One time, my older brother invited me to go out with his friends. I told him I had a show so I couldn’t join. He said it was gonna be “a crazy fun night” so that if I was going to miss it I “better make new fans and straight up have people pissing their pants,” it was his way of saying, make it count. so I went and did my show, it was fine, I don’t know if I made new fans let alone made someone pee in their pants. BUT, that night, my older brother was in line for the bathroom at a bar. The bar was packed, the line was long, and a bunch of aggro tough dudes really had to pee. Tensions were high. And a guy on line a few people behind my brother kept staring at him. My brother could feel him burning a hole in the back of his head. And my brother is not the type to leave a mean mug unaddressed. So he was at a crossroads, he was nearly at the stall. He could get out of line to confront this guy, losing his spot and likely end the night peeing in his pants, or, totally let it go, use the bathroom and go on with his night (*the correct option). But, homie wouldn’t stop looking over at my brother. What what was gonna burst first, the pee, or his cool? You guessed it. My brother gets out of line walks to the back of the line gets nose to nose with this guy and asks “Yo is there a reason you’re staring at me? Is there something I need to do to stop it?” The guy goes, “Yeah…. I AM SO SORRY, it’s just, are you a comedian? You look like this comedian I really like. I’m so sorry.” My brother responds, “My brothers a comedian…” The dude says, “Is he Nick Callas?” Brother says, “Yes.” Guy goes, “I’m a fan.” Brother, “…Nice.” Dude, “Ya’ll look just alike.”

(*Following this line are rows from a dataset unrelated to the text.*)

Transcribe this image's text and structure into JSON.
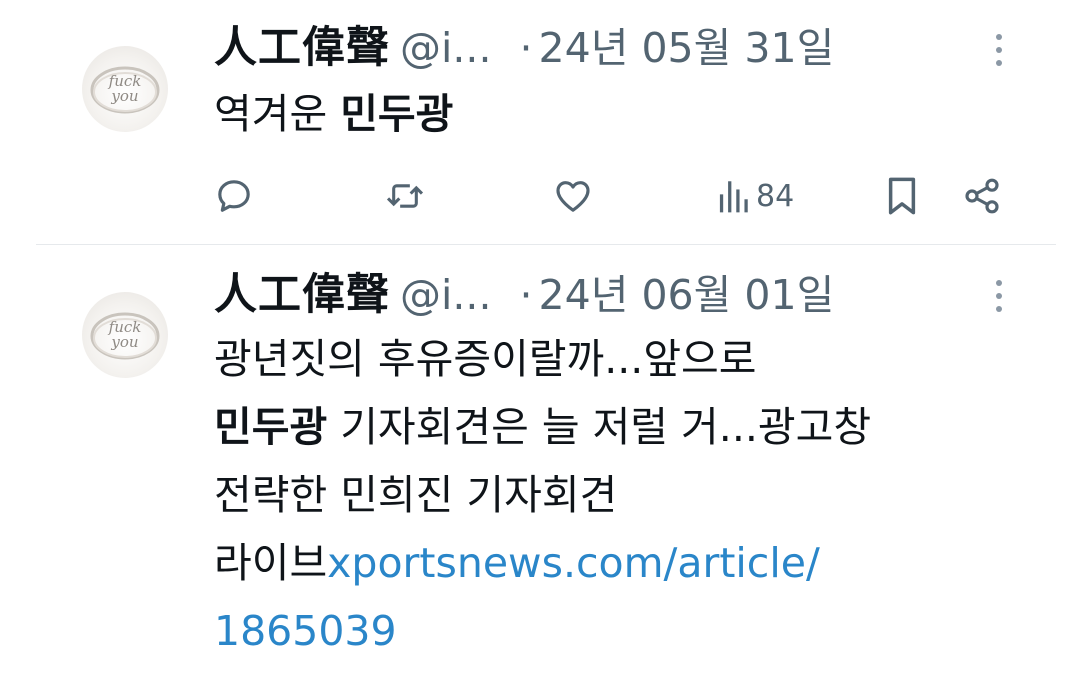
{
  "tweets": [
    {
      "author_name": "人工偉聲",
      "handle": "@i...",
      "separator": "·",
      "date": "24년 05월 31일",
      "text_plain": "역겨운 ",
      "text_bold": "민두광",
      "views": "84",
      "actions": {
        "reply_icon": "reply-icon",
        "retweet_icon": "retweet-icon",
        "like_icon": "heart-icon",
        "views_icon": "views-bar-chart-icon",
        "bookmark_icon": "bookmark-icon",
        "share_icon": "share-icon"
      }
    },
    {
      "author_name": "人工偉聲",
      "handle": "@i...",
      "separator": "·",
      "date": "24년 06월 01일",
      "line1": "광년짓의 후유증이랄까...앞으로",
      "line2_bold": "민두광",
      "line2_rest": " 기자회견은 늘 저럴 거...광고창",
      "line3": "전략한 민희진 기자회견",
      "line4_plain": "라이브",
      "line4_link": "xportsnews.com/article/",
      "line5_link": "1865039"
    }
  ],
  "avatar_text": "fuck you",
  "colors": {
    "secondary_text": "#536471",
    "link": "#2a86c9",
    "divider": "#e6e9ec"
  }
}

My brother had to go to the back of the line after that, he would have ended up having to wait another 25 minutes to pee. He claims he just “left the bar found an alley and took a piss.” But deep down in my heart I know…. not only did I make a fan, I made my brother piss his pants.
@MrNickCallas on all socials.Tweet